 export PATH=/new/path/to/directory:${PATH}

In the command above, you appended the path /new/path/to/directory to the beginning of the PATH variable.

Basic commands

Most basic commands can be found at Unix. Here are some tricks of the trade:


If you have an iterative task to run, you can use a for loop. The simplest kind of for loop was already shown in Bourne-Again Shell section. Suppose, however, that each line of the file systems.txt contains the name of a system that you need to work on. The most straightforward way of doing it in bash is:

 for line in $(cat systems.txt)
      ## Commands
     echo ${line}

while loops can be used in a similar way:

 while IFS= read -r line
     ## Commands
 done < system.txt

Every character after a # is a comment and will not be read by the interpreter. The exceptions to this rule are the #! that defines the shell and cluster management/job scheduling systems (see SLURM). IFS stands for internal field separator and it is used by the shell to deal with word splitting.


Conditions are written as if...then, if...then...else statements. You can nest if and else clauses as many times as necessary, but try to keep the decision-making process simple. Nested if clauses can be great sources of headaches.

 if  conditional_expression
 elif another_conditional_expression
     ##other commands
     ##more commands

Bash does not care about code indentation, but it is useful to indent your code to increase its readability.

Creating files during runtime

You will frequently run bash scripts to prepare your files before a simulation. This is easily done by:

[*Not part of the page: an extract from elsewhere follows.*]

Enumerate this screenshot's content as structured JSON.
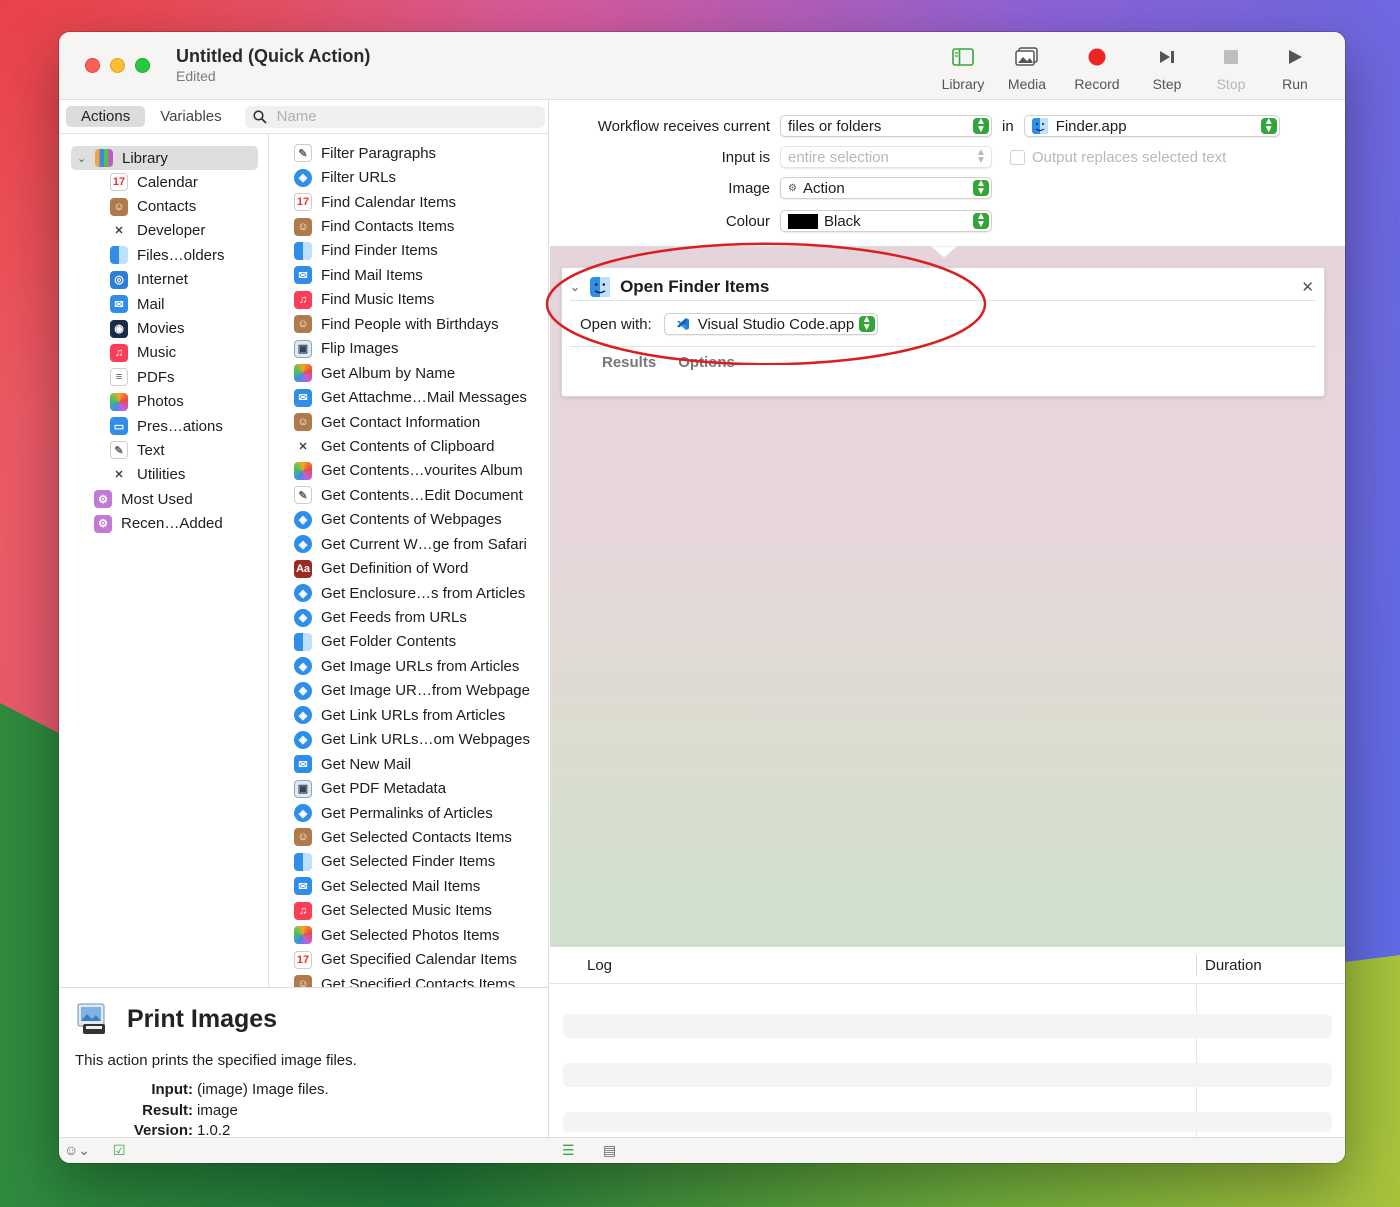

 cat <<EOF > filename

EOF means end of file and the sequence above means that text will be written in filename.